The Eberswalde library applies the digitized image as a material pattern of architecture. The newspaper photographs carefully selected by photographer Thomas Ruff function like religious paintings or stained glass in churches, but with a difference. The repeated materialized images on its facade not only tell stories and produce an ornamental pattern: they elaborate the building’s identity as a technology library at a time when digital imaging was entirely pervasive. Our project goes further by using digital media to explore what Eberswalde Library might become as an exploration of the virtuality of images.

AA Barbara Stafford’s “Seizing Attention: Devices and Desires” (2016) and Paul Virilio’s The Vision Machine (1988) provide the theoretical material to reconsider the imaging techniques of Herzog & de Meuron’s and Thomas Ruff’s Eberswalde Library (1994-8). Stafford explains a historical shift in the relationship between voluntary and involuntary attention: “Today, conscious attention –that narrow band of brain function enabling people to  be more than fleetingly aware of what they are holding in mind– is becoming scarce.”[1] With the movement of our eyes and bodies, changing of light and climate, the Eberswalde Library demands that kind of attention. The patterning of the building’s images implies movement. Bands of repeated images wrap its facades like flickering film reels. The montage effect makes each individual image unstable. In addition to movement across the building’s surface, the images are altered by distance. Close up, the images’ Benday dot texture blends with the texture of the concrete panels. At the mid-range they are legible pictures, and at a distance the images produce a camouflage pattern that changes according to light and weather. 

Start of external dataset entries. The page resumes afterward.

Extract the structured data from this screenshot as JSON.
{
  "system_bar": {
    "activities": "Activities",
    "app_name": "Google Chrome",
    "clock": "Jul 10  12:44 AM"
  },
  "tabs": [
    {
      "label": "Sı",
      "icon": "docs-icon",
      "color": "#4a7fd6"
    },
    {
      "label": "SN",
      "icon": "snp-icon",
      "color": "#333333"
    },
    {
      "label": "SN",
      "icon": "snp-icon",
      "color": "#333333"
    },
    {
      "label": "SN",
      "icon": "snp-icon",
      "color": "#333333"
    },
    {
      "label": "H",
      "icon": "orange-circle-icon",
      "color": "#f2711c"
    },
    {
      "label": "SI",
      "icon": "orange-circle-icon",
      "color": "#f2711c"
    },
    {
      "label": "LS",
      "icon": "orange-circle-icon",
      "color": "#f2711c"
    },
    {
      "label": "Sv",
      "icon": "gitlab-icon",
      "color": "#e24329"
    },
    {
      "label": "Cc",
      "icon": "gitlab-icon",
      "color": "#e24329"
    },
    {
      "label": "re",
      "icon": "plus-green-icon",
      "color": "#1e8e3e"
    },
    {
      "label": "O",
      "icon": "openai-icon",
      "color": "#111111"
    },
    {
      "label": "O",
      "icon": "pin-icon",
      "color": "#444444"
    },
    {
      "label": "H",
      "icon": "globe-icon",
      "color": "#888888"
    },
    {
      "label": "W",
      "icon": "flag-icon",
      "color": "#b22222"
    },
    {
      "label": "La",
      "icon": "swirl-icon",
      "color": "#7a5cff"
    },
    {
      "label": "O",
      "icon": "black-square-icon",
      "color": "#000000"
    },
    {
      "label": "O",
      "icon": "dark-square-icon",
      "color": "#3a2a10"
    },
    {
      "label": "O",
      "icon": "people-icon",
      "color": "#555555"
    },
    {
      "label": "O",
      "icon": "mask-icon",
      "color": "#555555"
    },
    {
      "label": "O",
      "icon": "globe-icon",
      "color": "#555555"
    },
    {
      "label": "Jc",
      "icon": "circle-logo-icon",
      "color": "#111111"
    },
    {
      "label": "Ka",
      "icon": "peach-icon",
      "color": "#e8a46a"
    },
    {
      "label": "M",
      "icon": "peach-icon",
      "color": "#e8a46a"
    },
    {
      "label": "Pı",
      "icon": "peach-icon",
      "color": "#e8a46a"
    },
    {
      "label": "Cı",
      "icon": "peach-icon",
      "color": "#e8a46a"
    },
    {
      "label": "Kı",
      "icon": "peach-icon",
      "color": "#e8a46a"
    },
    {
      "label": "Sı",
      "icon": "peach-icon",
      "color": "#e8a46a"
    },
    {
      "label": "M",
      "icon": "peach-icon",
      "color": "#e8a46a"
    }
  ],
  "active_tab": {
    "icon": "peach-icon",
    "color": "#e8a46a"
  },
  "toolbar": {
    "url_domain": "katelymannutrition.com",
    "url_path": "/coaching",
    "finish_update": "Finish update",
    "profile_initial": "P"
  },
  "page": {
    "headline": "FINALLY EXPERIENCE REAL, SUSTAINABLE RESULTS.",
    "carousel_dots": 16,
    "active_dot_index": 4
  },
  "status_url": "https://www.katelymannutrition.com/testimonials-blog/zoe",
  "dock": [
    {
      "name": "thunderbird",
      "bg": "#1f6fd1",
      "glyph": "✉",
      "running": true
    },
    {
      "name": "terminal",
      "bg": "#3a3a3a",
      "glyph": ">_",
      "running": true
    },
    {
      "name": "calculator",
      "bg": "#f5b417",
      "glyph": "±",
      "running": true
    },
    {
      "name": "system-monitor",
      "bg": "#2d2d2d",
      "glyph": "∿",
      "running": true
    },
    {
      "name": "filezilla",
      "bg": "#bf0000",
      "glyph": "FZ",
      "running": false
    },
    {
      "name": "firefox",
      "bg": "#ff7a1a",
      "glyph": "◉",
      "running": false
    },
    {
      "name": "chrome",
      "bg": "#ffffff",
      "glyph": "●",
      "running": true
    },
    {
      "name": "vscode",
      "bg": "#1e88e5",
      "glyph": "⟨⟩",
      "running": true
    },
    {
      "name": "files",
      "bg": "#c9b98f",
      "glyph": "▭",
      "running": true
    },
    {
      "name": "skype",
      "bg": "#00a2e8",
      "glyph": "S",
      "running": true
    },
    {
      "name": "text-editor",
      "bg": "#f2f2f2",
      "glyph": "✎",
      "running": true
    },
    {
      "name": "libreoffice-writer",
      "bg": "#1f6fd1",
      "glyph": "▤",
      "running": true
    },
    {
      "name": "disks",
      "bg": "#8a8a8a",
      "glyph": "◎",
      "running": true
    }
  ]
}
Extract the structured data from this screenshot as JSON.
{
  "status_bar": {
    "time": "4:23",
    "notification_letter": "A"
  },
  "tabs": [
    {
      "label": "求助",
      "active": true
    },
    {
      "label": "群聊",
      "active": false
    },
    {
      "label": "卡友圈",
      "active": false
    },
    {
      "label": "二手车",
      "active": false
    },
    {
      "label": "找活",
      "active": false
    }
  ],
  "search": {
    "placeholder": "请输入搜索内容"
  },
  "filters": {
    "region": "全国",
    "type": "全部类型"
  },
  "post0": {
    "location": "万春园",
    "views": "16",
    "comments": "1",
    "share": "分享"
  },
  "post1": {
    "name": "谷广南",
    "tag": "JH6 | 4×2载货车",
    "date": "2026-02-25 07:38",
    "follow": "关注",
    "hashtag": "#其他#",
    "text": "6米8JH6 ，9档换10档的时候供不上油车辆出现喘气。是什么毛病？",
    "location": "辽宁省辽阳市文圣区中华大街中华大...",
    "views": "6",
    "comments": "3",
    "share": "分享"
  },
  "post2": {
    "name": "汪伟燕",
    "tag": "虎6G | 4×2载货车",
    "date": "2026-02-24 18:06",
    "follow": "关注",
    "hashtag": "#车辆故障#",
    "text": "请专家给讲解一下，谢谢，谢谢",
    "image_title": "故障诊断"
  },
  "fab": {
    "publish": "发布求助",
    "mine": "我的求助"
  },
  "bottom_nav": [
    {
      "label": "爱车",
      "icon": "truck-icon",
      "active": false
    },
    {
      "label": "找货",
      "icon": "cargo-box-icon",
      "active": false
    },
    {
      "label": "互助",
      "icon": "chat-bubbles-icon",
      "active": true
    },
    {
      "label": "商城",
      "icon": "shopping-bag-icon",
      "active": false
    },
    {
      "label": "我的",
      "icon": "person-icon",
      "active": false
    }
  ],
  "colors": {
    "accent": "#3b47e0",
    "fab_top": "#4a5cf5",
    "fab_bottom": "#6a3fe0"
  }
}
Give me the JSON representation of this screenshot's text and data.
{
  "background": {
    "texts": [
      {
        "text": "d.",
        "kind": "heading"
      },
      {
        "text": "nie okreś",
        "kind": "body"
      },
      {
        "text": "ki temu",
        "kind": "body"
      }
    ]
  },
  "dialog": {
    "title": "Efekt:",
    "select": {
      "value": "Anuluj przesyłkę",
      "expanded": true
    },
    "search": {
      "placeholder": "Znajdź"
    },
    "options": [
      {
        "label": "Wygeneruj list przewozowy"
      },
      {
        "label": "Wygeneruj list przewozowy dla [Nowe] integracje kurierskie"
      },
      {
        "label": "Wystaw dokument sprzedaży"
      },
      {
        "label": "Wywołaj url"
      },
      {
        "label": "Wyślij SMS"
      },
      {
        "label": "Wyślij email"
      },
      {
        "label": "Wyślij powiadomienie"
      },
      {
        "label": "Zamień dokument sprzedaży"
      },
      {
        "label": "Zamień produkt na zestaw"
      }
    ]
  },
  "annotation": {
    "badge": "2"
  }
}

Virilio outlines a history of images as three forms of logic –formal, dialectical, and paradoxical– that helps to explain the intrigue of Eberswalde. “The age of the image’s formal logic was the age of painting, engraving and etching, architecture; it ended with the eighteenth century.”[2] Stained glass or Sgraffito exemplifies formal logic. Those static images tell stories and require our voluntary attention to unscramble. “The age of dialectic logic is the age of photography and film or, if you like, the frame of the nineteenth century.”[3] Eberswalde’s materialized photographs transfer “actualities” onto an architectural surface and their objectivity fades when materially reproduced and integrated with the texture of concrete or when image-shadows are cast by open windows. 

Our question is whether Eberswalde is, or could be, an instance of paradoxical logic and the virtuality of images. “The age of paradoxical logic begins with the invention of video recording, holography, and the computer graphics … at the close of the twentieth century … .”[4] The images constantly flashing in our eyes engage our involuntary attention and draw our attention without leaving us a choice. Can we devise an architecture that realize the Virilian claim that “now images perceive us”?[5] 

[1] Barbara Maria Stafford, “Seizing Attention: Devices and Desires,” Art History 39:2 (April 2016): 423.   [2] Paul Virilio, “The Vision Machine”, in The Vision Machine, 59-77, Indiana University Press, 1994 [1988], 63.   [3] Ibid.  [4] Ibid., 63.  [5] Virilio actually writes about a poster on a public wall: “its image perceives me.” Ibid., 62. Virilio also quotes Paul Klee from his Notebooks (c. 1923), “now objects perceive me," but gives no specific reference.